Measured against the foregoing standards, Plaintiff's allegations against the Sheriff in his official capacity fail to state a claim upon which relief can be granted, as he does not allege that the purported deprivation resulted from a policy or custom, much less identify any such policy or custom. Carter, 2009 WL 3231826 at *2. Viewing Plaintiff's allegations as being made against the Sheriff in his individual capacity, he fares no better because "[p]laintiffs suing governmental officials in their individual capacities . . . must allege specific conduct giving rise to a constitutional violation. This standard requires more than conclusional assertions: The plaintiff must allege specific facts giving rise to the constitutional claims." Id. at *1 (quoting Oliver v. Scott, 276 F.3d 736, 741 (5th Cir. 2002)). This is so because "'[p]ersonal involvement is an essential element of a civil rights cause of action.'" Id. (quoting Thompson v. Steele, 709 F.2d 381, 382 (5th Cir. 1983)). Supervisory officials like the Sheriff ". . . cannot be held liable for federal civil rights violations allegedly committed by [their] associates based merely on a theory of strict liability or vicarious liability." Id. (footnotes omitted). Respondeat superior is simply not a concept that is applicable to proceedings brought under §1983. Harvey v. Andrist, 754 F.2d 569, 572 (5th Cir.), cert. denied, 471 U.S. 1126, 105 S.Ct. 2659 (1985); Lozano v. Smith, 719 F.2d 756, 768, (5th Cir. 1983); Douthit v. Jones, 641 F.2d 345, 346 (5th Cir. 1981).
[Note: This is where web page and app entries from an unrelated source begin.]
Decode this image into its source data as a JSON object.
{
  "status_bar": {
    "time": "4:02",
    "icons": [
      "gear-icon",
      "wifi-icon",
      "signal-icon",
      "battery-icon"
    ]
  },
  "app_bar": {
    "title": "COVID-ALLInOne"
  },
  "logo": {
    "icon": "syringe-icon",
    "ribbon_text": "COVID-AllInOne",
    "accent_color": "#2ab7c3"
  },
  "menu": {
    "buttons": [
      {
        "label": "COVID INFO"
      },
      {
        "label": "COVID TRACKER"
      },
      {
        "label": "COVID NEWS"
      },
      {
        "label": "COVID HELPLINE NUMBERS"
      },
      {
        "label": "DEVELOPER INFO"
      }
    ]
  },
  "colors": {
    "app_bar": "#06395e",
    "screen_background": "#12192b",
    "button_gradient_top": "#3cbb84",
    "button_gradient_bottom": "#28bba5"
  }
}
Other than identifying the Sheriff as a Defendant in the caption of and again on page four of his complaint, Plaintiff's principal pleading contains no allegations whatsoever regarding the Sheriff's involvement in the matters of which he complains herein. That being the case, there is simply no valid basis upon which to hold the Sheriff liable here and Plaintiff's §1983 claim as to Sheriff should be dismissed under 28 U.S.C. §1915(e)(2)(B)(i) and (ii) as lacking an arguable basis of law and fact. Booker v. Koonce, 2 F.3d 114 (5th Cir. 1993).


For the foregoing reasons, it is recommended that Plaintiff's complaint, insofar as it can be construed as a request for habeas corpus relief, be dismissed without prejudice for failure to exhaust state court remedies.

It is further recommended that Plaintiff's §1983 claim against the State of Louisiana be dismissed without prejudice for want of jurisdiction and that his §1983 claim against the Sheriff of St. Tammany Parish be dismissed with prejudice pursuant to 28 U.S.C. §1915(e)(2)(B)(i) and (ii).

A party's failure to file written objections to the proposed findings, conclusions, and recommendation contained in a magistrate judge's report and recommendation within 14 days after being served with a copy shall bar that party, except upon grounds of plain error, from attacking on appeal the unobjected-to proposed factual findings and legal conclusions accepted by the district court, provided that the party has been served with notice that such consequences will result from a failure to object. Douglass v. United States Auto. Assoc., 79 F.3d 1415 (5th Cir. 1996)(en banc).

Douglass referenced the previously-applicable 10-day period for the filing of objections. Effective December 1, 2009, 28 U.S.C. §636(b)(1) was amended to extend that period to 14 days. --------

New Orleans, Louisiana, this 8th day of June, 2016.